TASK
What lines in the listing below hold the string "label"? Please copy them out.

DATA FOR ANALYSIS
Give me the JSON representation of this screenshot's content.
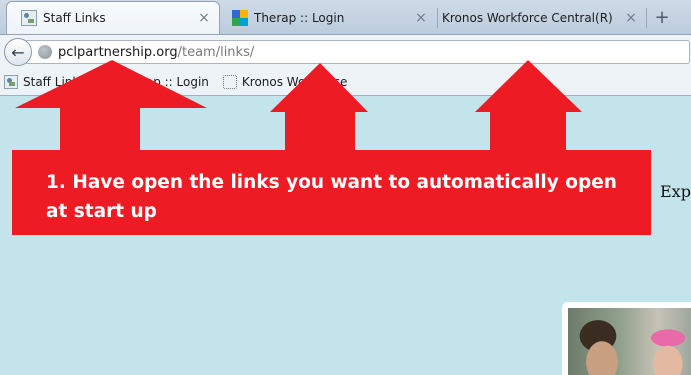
{
  "browser": {
    "tabs": [
      {
        "title": "Staff Links",
        "icon": "pcl-favicon",
        "active": true
      },
      {
        "title": "Therap :: Login",
        "icon": "therap-favicon",
        "active": false
      },
      {
        "title": "Kronos Workforce Central(R)",
        "icon": "blank-favicon",
        "active": false
      }
    ],
    "tab_close_glyph": "×",
    "new_tab_glyph": "+",
    "back_glyph": "←",
    "url": {
      "domain": "pclpartnership.org",
      "path": "/team/links/"
    },
    "bookmarks": [
      {
        "label": "Staff Links",
        "icon": "pcl-favicon"
      },
      {
        "label": "Therap :: Login",
        "icon": "therap-favicon"
      },
      {
        "label": "Kronos Workforce",
        "icon": "dotted-favicon"
      }
    ]
  },
  "page": {
    "heading_fragment": "Exp"
  },
  "annotation": {
    "text": "1. Have open the links you want to automatically open at start up",
    "color": "#ed1c24"
  }
}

ANSWER TO THE PROBLEM
        "label": "Staff Links",
        "label": "Therap :: Login",
        "label": "Kronos Workforce",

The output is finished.